Second, I wanted to let you all know that I am making a steady recovery from the surgery (today marks two weeks). I am nearly off the pain medication, I am sleeping pretty well (though night sweats and nightmares don’t help), and I am nearly walking upright again after being hunched to protect my belly the past several days.
Also, I have begun having hot flashes, and I am trying to convince myself they are a result of the pain or the pain medication. Most likely, however, they are signs of early menopause which my body has been thrust into. Having an unexpected hysterectomy has been more difficult emotionally than I had imagined, and the hormonal changes I am/will experience are likely contributing to the emotion. But even for these pains in my heart, I know the Lord can bring healing and peace.
Today, I learned more about the general treatment plan to attack my cancer. Not surprisingly for those who know some of my other health history, I have a rare form of uterine cancer that acts more like ovarian cancer. The good news, according to the radiation oncologist, is that this makes chemotherapy much more effective. The bad news is that my other health problems — lupus and recurrent transverse myelitis — will definitely complicate the chemotherapy process. I am praying for great wisdom among my medical providers.
Chemotherapy will be a two-day regimen beginning November 1 and 2, and recurring every three weeks for 6-8 cycles. Radiation will be a 30-minute treatment once a week for five Tuesdays in a row beginning November 6. Getting through the first week of November will be a big test for what the next six months will be like.

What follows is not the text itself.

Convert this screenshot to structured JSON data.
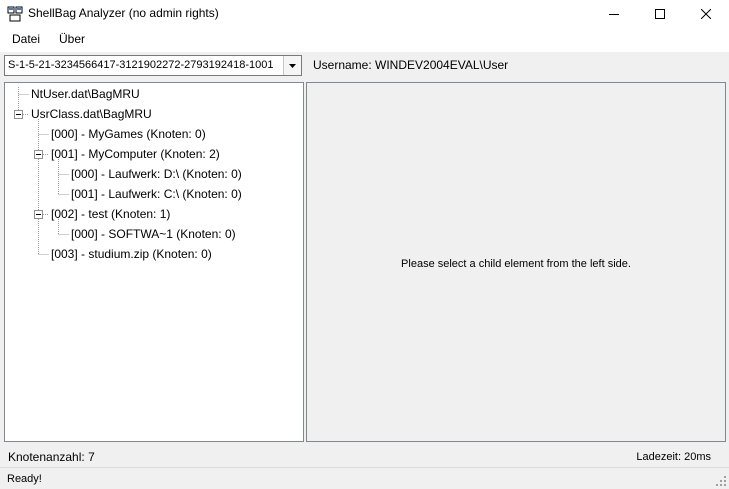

Apart from these details of my recovery, I also have been struggling with how to think about my cancer. Many of you have called this process a battle, a fight, or a struggle. And I know that these metaphors are helpful to so many people in understanding their response to the disease. I hope that those of you who are thinking about my own situation in these terms will continue to do so if it is helpful for you to pray for or encourage me.
For myself, I am looking for a different metaphor. As hopeful as I am that I will be healed from cancer and live a long life, I also know that cancer sometimes ends in death. For me, thinking about this process as a fight means to die is a defeat. I don’t want to see death that way. Physical death and eternal life to follow is going to be my end whether it is in two years or twenty. Either way, I win. To help me think about my situation, I am looking for a picture that includes suffering and persevering and joy and hope, but that also allows for both living and dying.
In other words, I am looking for a metaphor for the Christian life that I can pare down and claim for my own during this very difficult period. But I haven’t found it yet and would love your ideas to help me think well about this cancer and God’s plan for me.
Thanks to you all for being with me in this.